TSR #9: Hard Rules

byHazard 2y9th Jan 20182 comments


This is part of a series of posts where I call out some ideas from the latest edition of The Strategic Review (written by Sebastian Marshall), and give some prompts and questions that I think people might find useful to answer. I include a summary of the most recent edition, but it's not a replacement for reading the actual article. Sebastian is an excellent writer, and your life will be full of sadness if you don't read his piece. The link is below.

Background Ops #9: Hard Rules


  • Examples
    • “Hell yes or no"
      • If you’re overcommitted, say no to everything that doesn’t make you say “Hell yes!”
    • Client standards
      • Don’t work with bad clients, and maybe only work for awesome clients.
    • Only work with people you admire
      • “If I worked with this person intensely 10+ hours per day for 14+ days straight and I was taking 3 days off to go relax on the beach, would I want them to go with me rather than be alone?”
  • Hard rules simplify decision making.
  • Banning certain foods (never eating cookies again).
  • Clean Separation
    • Work and play computer.
  • Rewrite better software instead of bug patching
  • Guidance
    • Make hard rules “easy to follow” by making them concrete and super clear cut.
    • Generalize skills
      • Quitting things in general
    • What are your needs? Can you get it better somewhere else?
  • Actionable Steps
    • Start thinking through why you do everything you do.
    • Gradually look to understand what needs a given activity is meeting.
    • Develop criteria for how you’ll meet those needs slowly, over time.
    • Build generalized skills like environment design, “the general skill of quitting things”, and introspection as to your motives on why you select activities.
    • Carefully select “hard rules” that make decisions for you automatically that are maximally healthy and life-affirming.
    • Ensure your hard rules are easy to follow. Don’t jump in too deep too fast.

Clear separation is a super useful idea. The work computer vs play computer example seems to draw out the key parts. First there is an acknowledgement that a given activity is trying to accomplish multiple things at once, and you'd be better served by doing them seperately. Second, there is a mechanism of seperation (two seperate computers) that makes it slightly effortful to switch gears, forcing you to consciously acknowledge when you are making the switch (as opposed to how you can reflexively get to reddit without ever having consciously chosen to do so).

One clear separation that I’ve been using for a while has been to make my breaks boring. It’s the same idea as lying on the ground. I allow myself to take breaks on a whim, but the breaks are only allowed to be stretching, walking, getting water, or going to the bathroom. Boring stuff that isn’t good a sucking me into an attention spiral. This has probably been one of the more useful simple things I’ve done to increase productivity and reduce stress.

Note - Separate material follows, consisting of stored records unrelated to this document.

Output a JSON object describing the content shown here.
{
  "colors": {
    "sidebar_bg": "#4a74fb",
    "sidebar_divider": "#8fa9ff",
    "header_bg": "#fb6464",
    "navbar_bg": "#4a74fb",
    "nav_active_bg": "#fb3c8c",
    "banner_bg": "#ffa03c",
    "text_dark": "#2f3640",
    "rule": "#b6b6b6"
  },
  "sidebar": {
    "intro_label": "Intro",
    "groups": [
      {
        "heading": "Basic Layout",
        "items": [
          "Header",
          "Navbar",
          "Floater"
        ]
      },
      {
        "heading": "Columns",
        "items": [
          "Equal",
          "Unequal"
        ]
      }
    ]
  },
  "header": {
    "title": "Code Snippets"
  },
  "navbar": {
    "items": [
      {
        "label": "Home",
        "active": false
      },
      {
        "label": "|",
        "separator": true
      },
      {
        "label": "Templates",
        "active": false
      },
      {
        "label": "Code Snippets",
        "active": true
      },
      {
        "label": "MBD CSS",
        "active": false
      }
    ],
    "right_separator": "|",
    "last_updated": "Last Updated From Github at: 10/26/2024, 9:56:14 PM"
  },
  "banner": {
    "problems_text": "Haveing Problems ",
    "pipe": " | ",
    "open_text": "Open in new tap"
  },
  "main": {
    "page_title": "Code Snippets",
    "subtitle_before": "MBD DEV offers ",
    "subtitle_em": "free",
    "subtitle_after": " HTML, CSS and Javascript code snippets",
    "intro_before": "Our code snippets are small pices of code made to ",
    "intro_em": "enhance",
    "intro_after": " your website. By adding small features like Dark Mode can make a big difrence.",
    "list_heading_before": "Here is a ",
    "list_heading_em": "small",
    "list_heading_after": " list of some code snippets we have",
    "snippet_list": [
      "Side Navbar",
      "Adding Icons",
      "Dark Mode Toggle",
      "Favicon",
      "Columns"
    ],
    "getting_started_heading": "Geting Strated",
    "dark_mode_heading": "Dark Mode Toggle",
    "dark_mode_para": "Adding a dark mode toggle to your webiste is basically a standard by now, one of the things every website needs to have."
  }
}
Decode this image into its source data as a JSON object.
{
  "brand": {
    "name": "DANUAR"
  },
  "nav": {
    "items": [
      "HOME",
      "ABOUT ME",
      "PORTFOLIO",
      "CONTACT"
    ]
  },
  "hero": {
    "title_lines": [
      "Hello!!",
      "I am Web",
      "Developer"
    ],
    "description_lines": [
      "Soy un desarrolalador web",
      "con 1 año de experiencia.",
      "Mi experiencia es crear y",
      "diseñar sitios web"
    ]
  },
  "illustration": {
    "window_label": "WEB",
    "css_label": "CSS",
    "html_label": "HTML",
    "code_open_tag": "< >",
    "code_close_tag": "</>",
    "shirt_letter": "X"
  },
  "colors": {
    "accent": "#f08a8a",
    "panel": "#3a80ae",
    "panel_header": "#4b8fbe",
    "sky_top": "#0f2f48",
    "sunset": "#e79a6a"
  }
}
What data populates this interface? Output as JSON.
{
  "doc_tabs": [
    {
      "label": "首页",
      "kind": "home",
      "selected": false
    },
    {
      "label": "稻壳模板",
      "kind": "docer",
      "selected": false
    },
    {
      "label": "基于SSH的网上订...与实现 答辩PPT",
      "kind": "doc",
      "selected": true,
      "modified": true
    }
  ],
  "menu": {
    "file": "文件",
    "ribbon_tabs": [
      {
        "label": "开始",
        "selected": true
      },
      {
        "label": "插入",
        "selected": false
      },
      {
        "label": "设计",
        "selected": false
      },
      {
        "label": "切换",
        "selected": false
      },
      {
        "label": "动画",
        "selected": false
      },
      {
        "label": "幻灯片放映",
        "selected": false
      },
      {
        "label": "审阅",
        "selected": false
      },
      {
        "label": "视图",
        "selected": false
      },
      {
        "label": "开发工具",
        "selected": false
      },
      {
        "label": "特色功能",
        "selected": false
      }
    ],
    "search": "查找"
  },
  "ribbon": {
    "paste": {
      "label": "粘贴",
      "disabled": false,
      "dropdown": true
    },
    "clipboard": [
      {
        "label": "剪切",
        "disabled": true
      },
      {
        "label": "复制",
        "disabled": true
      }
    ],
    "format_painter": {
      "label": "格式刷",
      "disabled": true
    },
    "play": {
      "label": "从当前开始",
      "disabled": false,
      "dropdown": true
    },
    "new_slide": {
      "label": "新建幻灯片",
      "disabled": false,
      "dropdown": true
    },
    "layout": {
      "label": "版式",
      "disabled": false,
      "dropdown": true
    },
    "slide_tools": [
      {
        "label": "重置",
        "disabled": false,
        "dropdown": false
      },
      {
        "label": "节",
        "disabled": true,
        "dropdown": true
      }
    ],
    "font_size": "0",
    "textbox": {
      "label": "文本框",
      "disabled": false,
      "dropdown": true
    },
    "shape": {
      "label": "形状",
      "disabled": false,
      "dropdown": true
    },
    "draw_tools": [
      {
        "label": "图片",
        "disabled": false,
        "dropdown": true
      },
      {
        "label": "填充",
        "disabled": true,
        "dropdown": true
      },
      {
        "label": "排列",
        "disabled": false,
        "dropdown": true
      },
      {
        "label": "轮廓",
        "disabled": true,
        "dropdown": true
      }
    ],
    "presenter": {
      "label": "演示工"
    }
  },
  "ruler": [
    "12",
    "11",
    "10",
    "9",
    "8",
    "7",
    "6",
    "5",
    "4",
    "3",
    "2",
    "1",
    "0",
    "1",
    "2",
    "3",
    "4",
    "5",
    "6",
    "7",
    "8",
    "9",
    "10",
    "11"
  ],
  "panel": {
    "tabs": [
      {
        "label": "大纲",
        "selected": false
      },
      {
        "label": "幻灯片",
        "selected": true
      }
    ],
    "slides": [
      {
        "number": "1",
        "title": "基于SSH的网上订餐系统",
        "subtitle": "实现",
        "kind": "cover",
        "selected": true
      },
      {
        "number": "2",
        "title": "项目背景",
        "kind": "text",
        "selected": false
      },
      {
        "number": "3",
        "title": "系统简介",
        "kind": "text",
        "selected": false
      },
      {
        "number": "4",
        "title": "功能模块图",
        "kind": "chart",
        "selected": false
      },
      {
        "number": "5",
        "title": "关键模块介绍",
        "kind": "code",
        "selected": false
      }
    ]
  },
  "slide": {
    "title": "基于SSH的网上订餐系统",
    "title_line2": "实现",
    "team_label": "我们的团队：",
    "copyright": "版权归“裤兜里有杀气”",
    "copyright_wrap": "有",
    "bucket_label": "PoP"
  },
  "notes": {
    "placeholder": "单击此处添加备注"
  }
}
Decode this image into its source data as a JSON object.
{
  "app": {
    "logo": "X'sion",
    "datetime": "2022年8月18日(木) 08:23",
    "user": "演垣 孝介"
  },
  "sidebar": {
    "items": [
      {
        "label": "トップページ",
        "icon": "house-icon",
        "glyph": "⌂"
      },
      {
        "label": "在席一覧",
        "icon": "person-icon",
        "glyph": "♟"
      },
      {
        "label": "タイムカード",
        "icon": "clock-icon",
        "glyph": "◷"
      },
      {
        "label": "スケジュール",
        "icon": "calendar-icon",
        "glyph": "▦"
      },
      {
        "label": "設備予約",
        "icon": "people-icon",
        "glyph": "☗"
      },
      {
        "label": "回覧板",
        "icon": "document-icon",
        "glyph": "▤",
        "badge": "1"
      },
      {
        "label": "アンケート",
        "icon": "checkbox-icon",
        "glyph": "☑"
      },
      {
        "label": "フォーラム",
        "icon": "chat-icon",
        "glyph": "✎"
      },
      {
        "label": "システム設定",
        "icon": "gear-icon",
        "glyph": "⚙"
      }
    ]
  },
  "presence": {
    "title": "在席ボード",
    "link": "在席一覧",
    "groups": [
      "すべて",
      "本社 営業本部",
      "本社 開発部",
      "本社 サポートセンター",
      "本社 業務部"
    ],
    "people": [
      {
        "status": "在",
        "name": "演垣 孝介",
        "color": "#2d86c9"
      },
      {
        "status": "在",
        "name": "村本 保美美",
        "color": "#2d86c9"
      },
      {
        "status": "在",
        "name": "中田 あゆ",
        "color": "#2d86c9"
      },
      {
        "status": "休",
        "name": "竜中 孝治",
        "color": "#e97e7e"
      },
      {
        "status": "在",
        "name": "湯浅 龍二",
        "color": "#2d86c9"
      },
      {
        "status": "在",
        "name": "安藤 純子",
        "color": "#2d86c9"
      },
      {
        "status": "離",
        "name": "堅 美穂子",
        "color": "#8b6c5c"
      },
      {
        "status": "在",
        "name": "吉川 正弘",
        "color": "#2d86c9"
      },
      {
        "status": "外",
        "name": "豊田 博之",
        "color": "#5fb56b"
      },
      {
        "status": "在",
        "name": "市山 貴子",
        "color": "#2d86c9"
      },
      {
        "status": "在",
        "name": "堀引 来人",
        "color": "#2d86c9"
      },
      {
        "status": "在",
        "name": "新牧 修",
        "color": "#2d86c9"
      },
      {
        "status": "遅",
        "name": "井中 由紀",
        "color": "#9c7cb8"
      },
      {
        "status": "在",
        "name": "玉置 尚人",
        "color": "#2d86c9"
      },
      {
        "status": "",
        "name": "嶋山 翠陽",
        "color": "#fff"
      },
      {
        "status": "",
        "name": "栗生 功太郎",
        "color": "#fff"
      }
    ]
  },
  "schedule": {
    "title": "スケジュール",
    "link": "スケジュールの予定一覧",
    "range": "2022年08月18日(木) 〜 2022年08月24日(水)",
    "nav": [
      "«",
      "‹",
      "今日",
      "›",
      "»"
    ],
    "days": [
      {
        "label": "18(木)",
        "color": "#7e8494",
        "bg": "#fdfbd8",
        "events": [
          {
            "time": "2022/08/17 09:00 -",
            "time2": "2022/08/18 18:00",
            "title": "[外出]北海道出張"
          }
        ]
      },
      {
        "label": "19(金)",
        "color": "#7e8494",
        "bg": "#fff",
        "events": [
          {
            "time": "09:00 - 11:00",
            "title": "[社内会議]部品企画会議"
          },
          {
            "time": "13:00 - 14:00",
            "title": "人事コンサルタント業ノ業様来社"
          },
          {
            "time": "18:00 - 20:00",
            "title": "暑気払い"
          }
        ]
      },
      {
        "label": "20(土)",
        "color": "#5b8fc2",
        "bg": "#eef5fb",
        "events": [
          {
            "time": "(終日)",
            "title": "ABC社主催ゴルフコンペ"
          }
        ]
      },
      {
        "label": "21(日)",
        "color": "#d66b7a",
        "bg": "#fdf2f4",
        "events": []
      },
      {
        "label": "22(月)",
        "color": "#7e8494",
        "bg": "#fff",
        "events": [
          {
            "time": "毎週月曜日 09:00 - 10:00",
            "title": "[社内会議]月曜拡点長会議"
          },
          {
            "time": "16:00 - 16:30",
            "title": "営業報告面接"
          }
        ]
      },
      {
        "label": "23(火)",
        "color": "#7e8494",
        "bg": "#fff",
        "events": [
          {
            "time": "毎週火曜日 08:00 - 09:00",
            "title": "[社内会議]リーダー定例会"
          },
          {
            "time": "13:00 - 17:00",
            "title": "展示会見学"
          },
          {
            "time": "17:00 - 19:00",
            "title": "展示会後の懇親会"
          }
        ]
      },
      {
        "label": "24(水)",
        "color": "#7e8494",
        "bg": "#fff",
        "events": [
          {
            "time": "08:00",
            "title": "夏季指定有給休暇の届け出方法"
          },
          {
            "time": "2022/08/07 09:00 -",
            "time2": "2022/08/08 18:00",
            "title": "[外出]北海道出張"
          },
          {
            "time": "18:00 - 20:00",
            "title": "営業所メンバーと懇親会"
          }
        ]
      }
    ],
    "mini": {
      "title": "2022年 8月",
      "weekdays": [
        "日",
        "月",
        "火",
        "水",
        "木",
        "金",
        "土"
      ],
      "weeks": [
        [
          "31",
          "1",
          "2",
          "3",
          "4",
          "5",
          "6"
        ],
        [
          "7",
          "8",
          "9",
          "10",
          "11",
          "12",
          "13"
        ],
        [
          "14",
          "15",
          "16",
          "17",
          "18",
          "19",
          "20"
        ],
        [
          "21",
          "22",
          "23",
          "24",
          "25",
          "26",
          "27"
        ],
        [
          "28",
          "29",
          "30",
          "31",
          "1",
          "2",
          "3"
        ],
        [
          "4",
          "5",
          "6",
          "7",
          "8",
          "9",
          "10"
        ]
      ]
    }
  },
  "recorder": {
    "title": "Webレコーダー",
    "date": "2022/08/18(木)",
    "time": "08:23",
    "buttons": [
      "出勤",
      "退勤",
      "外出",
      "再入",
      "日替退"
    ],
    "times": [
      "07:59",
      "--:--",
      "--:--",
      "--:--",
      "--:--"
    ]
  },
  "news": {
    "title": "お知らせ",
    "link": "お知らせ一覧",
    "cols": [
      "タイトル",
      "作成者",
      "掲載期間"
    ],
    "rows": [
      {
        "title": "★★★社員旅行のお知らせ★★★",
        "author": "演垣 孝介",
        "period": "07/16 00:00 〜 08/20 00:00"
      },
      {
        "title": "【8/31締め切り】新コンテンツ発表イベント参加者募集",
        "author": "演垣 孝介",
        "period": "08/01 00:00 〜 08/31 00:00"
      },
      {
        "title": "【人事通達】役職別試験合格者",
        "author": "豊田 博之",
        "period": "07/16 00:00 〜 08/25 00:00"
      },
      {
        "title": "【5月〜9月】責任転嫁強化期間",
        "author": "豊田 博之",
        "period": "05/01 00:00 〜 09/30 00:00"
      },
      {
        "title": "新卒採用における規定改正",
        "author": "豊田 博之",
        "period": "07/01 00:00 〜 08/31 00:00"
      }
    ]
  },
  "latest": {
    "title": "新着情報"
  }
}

Another clear separation I’ve made in the past year has been regarding spending time with people and working. When I first started university, I would do my homework with friends. Sometimes I’d even just work in the public lounge where people would be moving in and out. That was me going, “Well I want to get my work done, but I also want to be around people and I don’t want to miss anything.” Eventually, it become clear how much more time it was taking for me to do work when other people were around. I have since moved to basically doing all of my work alone in my room. I find that I can focus much more intensely, and get work done much more quickly. I also find it easier to hang out with friends, since I don’t also feel obligated to do work. Having a clear separation between work and hanging out has made both of those activities more fruitful for me.

Quitting easy things also strikes me as a useful habit. If you have a low value behaviour that you don’t really do that much, and it’s only sort of enjoyable, try making a hard rule to get rid of it all together. This gave me the kick in the butt to:

  • Delete the facebook app on my phone. I’m rarely use FB anyways, and when I do, it’s always profoundly “eh”. I’ve also logged out of FB on my laptop, and if I ever want to get back on and use it, I’ve got to re-login and immediately logout when I’m done.
  • Get rid of soda forever (unless someone will be incredibly offended if I don’t drink their soda). I almost never drink it anyways, and it’s always “eh” when I do.

Here some questions that might be useful for you:

  • Do you have any low value, not-super-enjoyable activities that you could benefit from making a hard rule of not doing them again?
  • What activities do you do that are trying to accomplish too much at once? What is a way you could cleanly separate the components so that both underlying goals get achieved more effectively?